Depending on how long and intense your workout is, your body might access or make ATP in different ways. “There's some ATP just waiting in your muscles,” says DeBusk. “But when that's used up, you have to make more.”
During short, intense bursts of exercise, your body uses anaerobic metabolism to convert carbohydrates into ATP. During longer, less intense workouts, your body gets ATP from aerobic metabolism, where most of the energy comes from carbs.
If you're biking at a moderate, steady speed and without much resistance, you're mostly using your aerobic metabolism system. This has a lot of benefits. First, it improves how well your heart and lungs work. And it also helps your body to use up glucose efficiently. DeBusk cautions that not using glucose efficiently can raise your risk of pre-diabetes or metabolic syndrome. With moderate levels of cycling, your body also improves its ability to mobilize fats stored in muscle.
If you're biking at a higher speed, or at greater resistance, you'll rely more on your anaerobic metabolism system. Just by the nature of it, this system isn't one that you can maintain for very long. Cycling harder will help your muscle fibers learn how to adapt to demand.
Does how many calories you burn depend on whether you’re biking outside or using a stationary bike? “You can get a great workout in a fitness studio or outside,” says DeBusk. However, biking outside is more dynamic: You have to be aware of your surroundings, and there’s more variety of movement, as you turn to follow roads and paths. There can also be wind resistance and inclines such as hills, and this may burn more calories than indoor cycling, depending on the spin class you do. In a spin class, you can close your eyes and bliss out to music. If your work or family schedule makes it hard to exercise unless it's a scheduled activity, spin classes are a great option.
You also might opt for indoor biking if you’re pregnant, to reduce risk of an accident. “Cycling is a great form of exercise during pregnancy,” says DeBusk. “Many pregnant women find the non-weight-bearing posture reduces pressure in the lower back.” As pregnancy progresses, make adjustments to your seat and handlebars to accommodate changing hip angles, or try using a more padded seat. “Always stay well hydrated, and don’t overheat,” reminds DeBusk.

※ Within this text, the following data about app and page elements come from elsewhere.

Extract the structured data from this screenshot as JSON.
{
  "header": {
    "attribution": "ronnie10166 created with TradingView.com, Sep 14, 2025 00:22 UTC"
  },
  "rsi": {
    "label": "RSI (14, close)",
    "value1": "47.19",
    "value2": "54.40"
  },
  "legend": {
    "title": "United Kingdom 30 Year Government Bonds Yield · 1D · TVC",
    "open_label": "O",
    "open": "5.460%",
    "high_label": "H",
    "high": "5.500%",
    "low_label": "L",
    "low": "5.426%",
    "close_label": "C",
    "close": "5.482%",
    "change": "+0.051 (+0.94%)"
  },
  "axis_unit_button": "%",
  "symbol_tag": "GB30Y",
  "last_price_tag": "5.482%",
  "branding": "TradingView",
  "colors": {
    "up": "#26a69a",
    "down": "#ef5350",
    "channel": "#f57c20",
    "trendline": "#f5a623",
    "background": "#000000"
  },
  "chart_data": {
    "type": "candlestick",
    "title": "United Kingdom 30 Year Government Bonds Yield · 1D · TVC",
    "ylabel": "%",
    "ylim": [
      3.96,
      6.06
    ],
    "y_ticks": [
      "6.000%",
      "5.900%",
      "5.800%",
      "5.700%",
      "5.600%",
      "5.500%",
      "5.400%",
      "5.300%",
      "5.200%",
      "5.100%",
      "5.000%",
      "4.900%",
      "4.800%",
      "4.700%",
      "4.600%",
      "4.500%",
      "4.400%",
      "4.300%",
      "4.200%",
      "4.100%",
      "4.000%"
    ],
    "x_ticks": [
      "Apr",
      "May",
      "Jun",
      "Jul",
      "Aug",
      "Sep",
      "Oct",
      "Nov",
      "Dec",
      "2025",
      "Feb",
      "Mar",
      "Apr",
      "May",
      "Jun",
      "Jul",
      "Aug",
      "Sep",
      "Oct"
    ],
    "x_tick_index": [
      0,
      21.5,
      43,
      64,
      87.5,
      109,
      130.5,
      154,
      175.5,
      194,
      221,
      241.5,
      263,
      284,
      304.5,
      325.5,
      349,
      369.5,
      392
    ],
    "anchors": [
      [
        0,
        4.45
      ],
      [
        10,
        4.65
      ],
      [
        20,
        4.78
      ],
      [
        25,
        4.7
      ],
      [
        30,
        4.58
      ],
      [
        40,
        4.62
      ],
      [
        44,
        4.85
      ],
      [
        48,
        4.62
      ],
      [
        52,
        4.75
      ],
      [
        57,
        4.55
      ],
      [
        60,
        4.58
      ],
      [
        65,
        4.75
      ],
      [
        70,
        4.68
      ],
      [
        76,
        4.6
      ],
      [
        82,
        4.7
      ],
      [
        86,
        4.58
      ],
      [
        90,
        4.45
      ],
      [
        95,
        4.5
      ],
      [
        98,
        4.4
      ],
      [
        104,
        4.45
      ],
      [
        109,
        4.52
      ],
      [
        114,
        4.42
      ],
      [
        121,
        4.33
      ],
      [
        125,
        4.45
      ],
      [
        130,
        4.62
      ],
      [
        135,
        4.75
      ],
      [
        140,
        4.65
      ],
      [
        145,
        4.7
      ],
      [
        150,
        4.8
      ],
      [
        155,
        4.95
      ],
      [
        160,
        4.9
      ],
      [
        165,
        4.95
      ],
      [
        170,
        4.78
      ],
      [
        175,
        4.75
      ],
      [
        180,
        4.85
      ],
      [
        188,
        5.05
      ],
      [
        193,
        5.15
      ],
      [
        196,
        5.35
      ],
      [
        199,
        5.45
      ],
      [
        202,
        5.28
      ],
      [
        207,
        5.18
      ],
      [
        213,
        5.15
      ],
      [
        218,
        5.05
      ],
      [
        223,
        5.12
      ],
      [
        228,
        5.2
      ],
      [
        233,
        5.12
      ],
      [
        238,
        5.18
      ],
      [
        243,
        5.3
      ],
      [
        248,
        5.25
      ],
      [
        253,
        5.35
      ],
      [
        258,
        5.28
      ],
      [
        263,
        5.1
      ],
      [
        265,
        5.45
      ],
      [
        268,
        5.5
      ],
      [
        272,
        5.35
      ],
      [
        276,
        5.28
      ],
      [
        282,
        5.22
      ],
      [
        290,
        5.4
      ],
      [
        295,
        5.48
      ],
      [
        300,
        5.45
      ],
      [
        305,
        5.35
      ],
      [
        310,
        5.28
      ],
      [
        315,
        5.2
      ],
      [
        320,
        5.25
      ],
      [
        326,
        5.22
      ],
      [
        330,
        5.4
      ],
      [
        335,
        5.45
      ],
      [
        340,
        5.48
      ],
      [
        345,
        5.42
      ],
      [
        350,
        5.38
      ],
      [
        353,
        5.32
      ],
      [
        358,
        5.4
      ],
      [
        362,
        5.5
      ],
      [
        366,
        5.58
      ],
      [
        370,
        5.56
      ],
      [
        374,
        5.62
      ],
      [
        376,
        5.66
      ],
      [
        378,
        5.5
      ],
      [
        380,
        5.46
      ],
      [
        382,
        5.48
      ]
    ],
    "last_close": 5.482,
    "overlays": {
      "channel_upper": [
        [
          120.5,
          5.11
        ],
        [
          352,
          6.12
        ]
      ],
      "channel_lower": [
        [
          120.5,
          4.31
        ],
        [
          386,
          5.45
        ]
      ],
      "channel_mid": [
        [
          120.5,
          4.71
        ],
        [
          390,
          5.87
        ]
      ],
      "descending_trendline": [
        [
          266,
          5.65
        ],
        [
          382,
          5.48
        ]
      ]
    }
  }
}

What does all of this burn down to? The length of time you ride and the intensity are the primary determinants of how many calories you burn. If you're starting with little or no activity, biking 15 minutes a day, or 30 minutes a few times a week, is an excellent way to improve health, and will likely reduce weight. Once you’ve adapted to moderate riding, add some intensity intervals (like repeats of 30-seconds hard, 1-minute easy), which are even better for burning calories.